=== WHAT THIS TASK INVOLVES ===
Look through the listing below and report every line that contains "scale".
################
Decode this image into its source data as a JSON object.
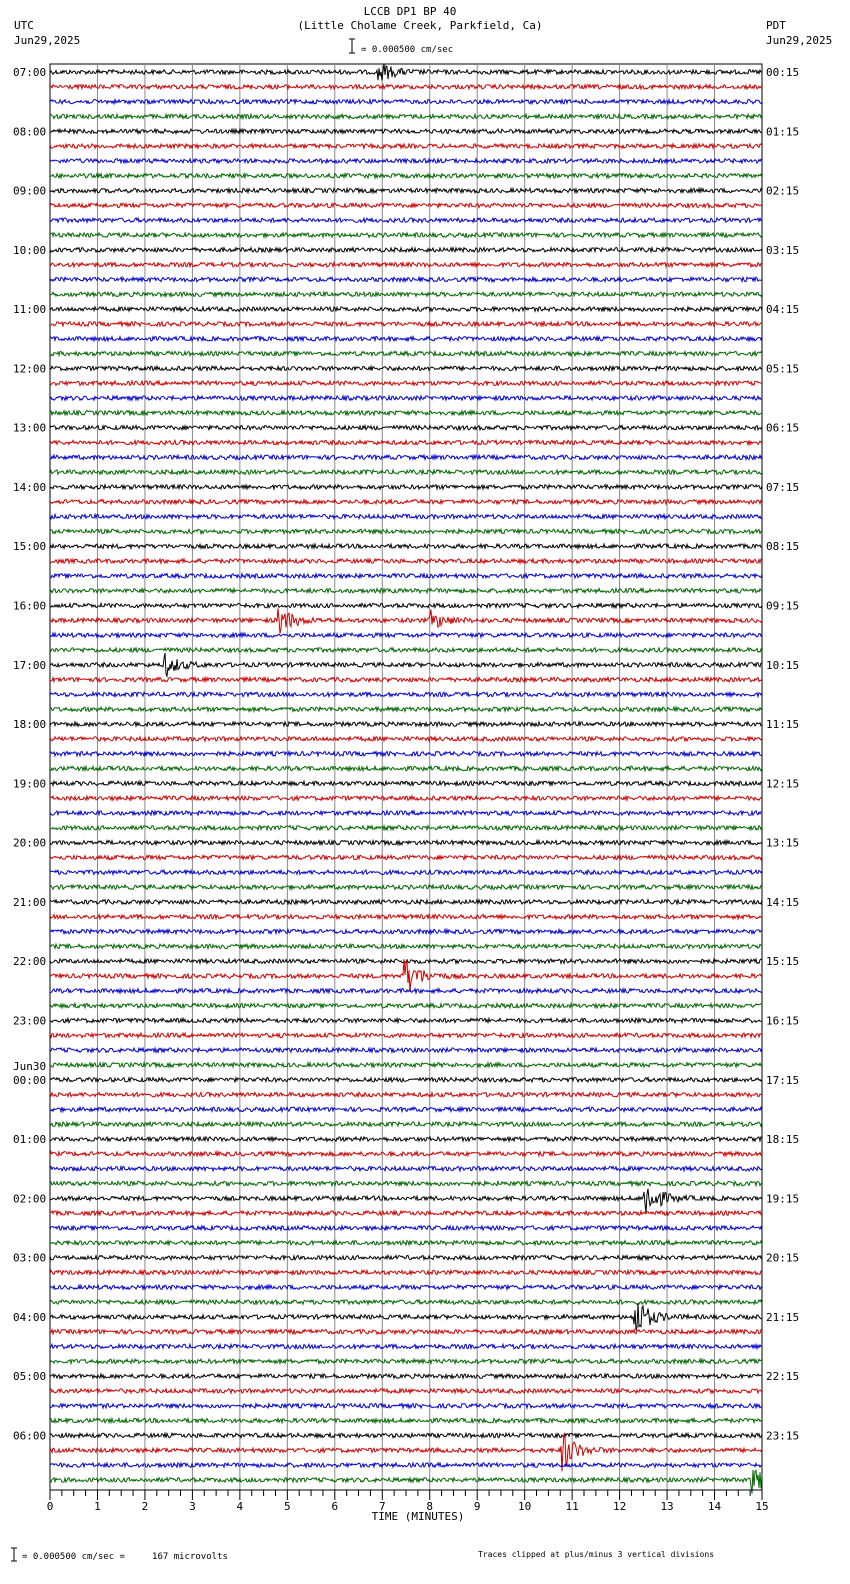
{
  "header": {
    "title": "LCCB DP1 BP 40",
    "subtitle": "(Little Cholame Creek, Parkfield, Ca)",
    "left_tz": "UTC",
    "left_date": "Jun29,2025",
    "right_tz": "PDT",
    "right_date": "Jun29,2025",
    "scale": "= 0.000500 cm/sec"
  },
  "footer": {
    "scale": "= 0.000500 cm/sec =     167 microvolts",
    "clip_note": "Traces clipped at plus/minus 3 vertical divisions"
  },
  "chart_data": {
    "type": "line",
    "title": "LCCB DP1 BP 40",
    "xlabel": "TIME (MINUTES)",
    "xlim": [
      0,
      15
    ],
    "x_ticks": [
      "0",
      "1",
      "2",
      "3",
      "4",
      "5",
      "6",
      "7",
      "8",
      "9",
      "10",
      "11",
      "12",
      "13",
      "14",
      "15"
    ],
    "traces_per_hour": 4,
    "trace_count": 96,
    "trace_colors": [
      "#000000",
      "#cc0000",
      "#0000cc",
      "#006600"
    ],
    "left_labels": [
      "07:00",
      "08:00",
      "09:00",
      "10:00",
      "11:00",
      "12:00",
      "13:00",
      "14:00",
      "15:00",
      "16:00",
      "17:00",
      "18:00",
      "19:00",
      "20:00",
      "21:00",
      "22:00",
      "23:00",
      "00:00",
      "01:00",
      "02:00",
      "03:00",
      "04:00",
      "05:00",
      "06:00"
    ],
    "date_change": {
      "hour_index": 17,
      "label": "Jun30"
    },
    "right_labels": [
      "00:15",
      "01:15",
      "02:15",
      "03:15",
      "04:15",
      "05:15",
      "06:15",
      "07:15",
      "08:15",
      "09:15",
      "10:15",
      "11:15",
      "12:15",
      "13:15",
      "14:15",
      "15:15",
      "16:15",
      "17:15",
      "18:15",
      "19:15",
      "20:15",
      "21:15",
      "22:15",
      "23:15"
    ],
    "events": [
      {
        "trace": 0,
        "minute": 6.9,
        "amp": 1.5
      },
      {
        "trace": 37,
        "minute": 4.8,
        "amp": 2
      },
      {
        "trace": 37,
        "minute": 8.0,
        "amp": 1.3
      },
      {
        "trace": 40,
        "minute": 2.4,
        "amp": 1.5
      },
      {
        "trace": 61,
        "minute": 7.45,
        "amp": 3
      },
      {
        "trace": 76,
        "minute": 12.5,
        "amp": 3
      },
      {
        "trace": 84,
        "minute": 12.3,
        "amp": 3
      },
      {
        "trace": 93,
        "minute": 10.75,
        "amp": 3
      },
      {
        "trace": 95,
        "minute": 14.75,
        "amp": 2
      }
    ]
  }
}
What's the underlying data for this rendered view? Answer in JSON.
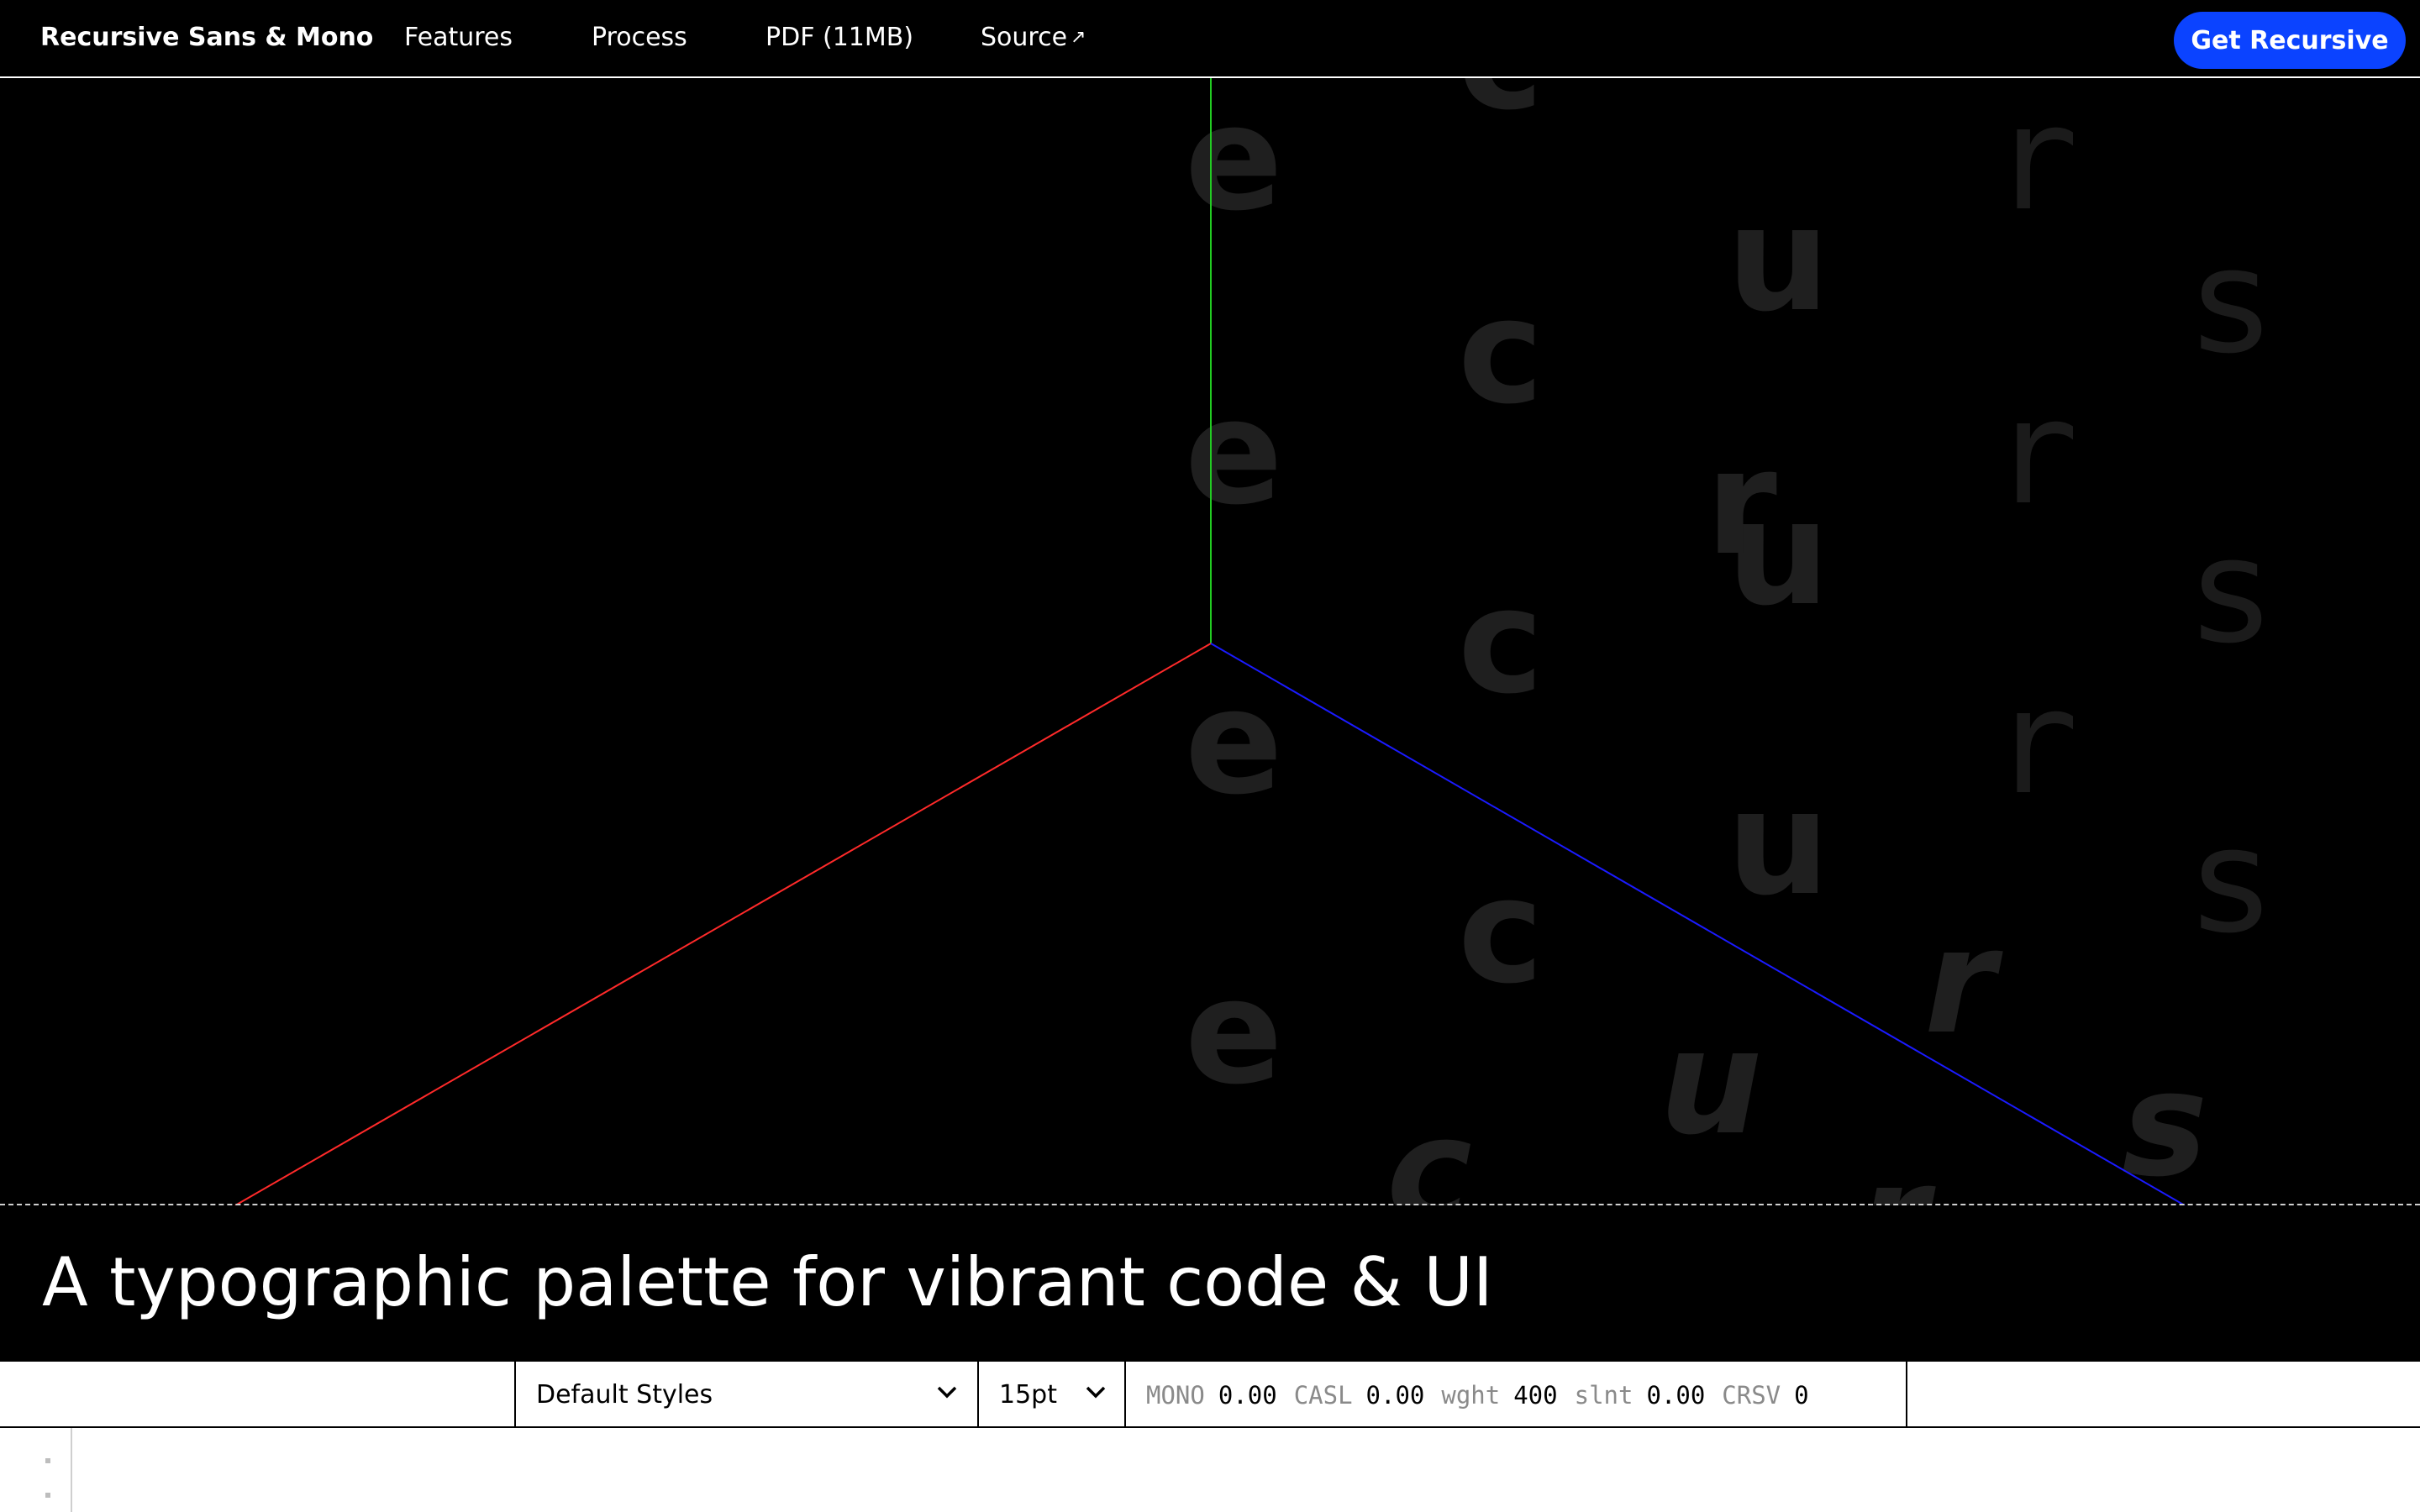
{
  "nav": {
    "brand": "Recursive Sans & Mono",
    "links": [
      {
        "label": "Features"
      },
      {
        "label": "Process"
      },
      {
        "label": "PDF (11MB)"
      },
      {
        "label": "Source",
        "icon": "external-link-arrow-icon"
      }
    ],
    "cta_label": "Get Recursive",
    "cta_color": "#0b43ff"
  },
  "hero": {
    "background_letters": [
      "e",
      "c",
      "u",
      "r",
      "s"
    ],
    "axis_colors": {
      "x": "#ff2a2a",
      "y": "#22cc22",
      "z": "#1a1aff"
    },
    "headline": "A typographic palette for vibrant code & UI"
  },
  "toolbar": {
    "style_select": {
      "value": "Default Styles",
      "icon": "chevron-down-icon"
    },
    "size_select": {
      "value": "15pt",
      "icon": "chevron-down-icon"
    },
    "axes": [
      {
        "name": "MONO",
        "value": "0.00"
      },
      {
        "name": "CASL",
        "value": "0.00"
      },
      {
        "name": "wght",
        "value": "400"
      },
      {
        "name": "slnt",
        "value": "0.00"
      },
      {
        "name": "CRSV",
        "value": "0"
      }
    ]
  }
}
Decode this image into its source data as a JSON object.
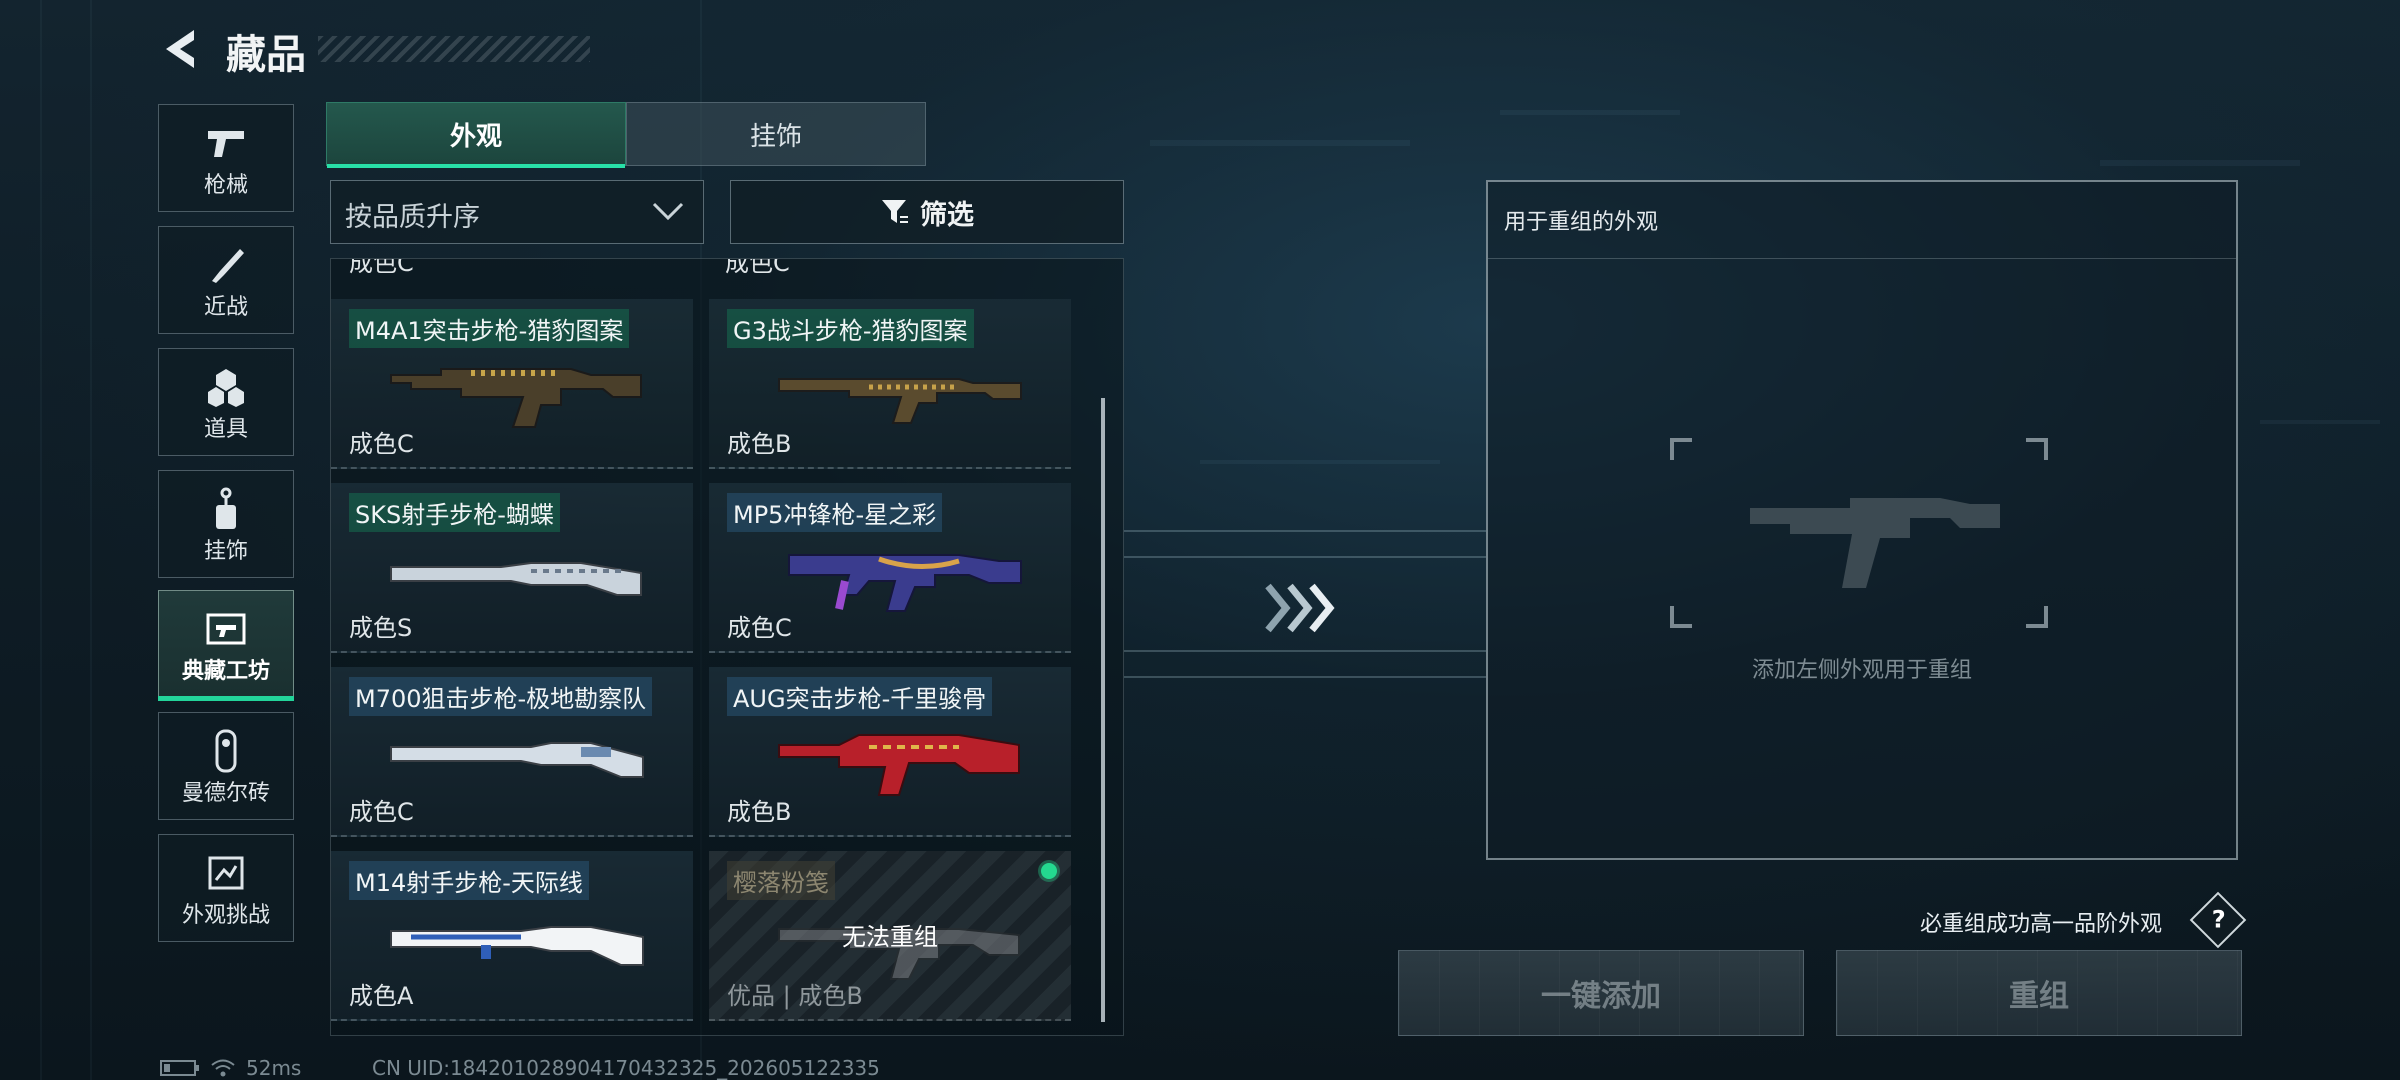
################
=== WRITTEN REPLY ===
    "scale": "= 0.000500 cm/sec"
    "scale": "= 0.000500 cm/sec =     167 microvolts",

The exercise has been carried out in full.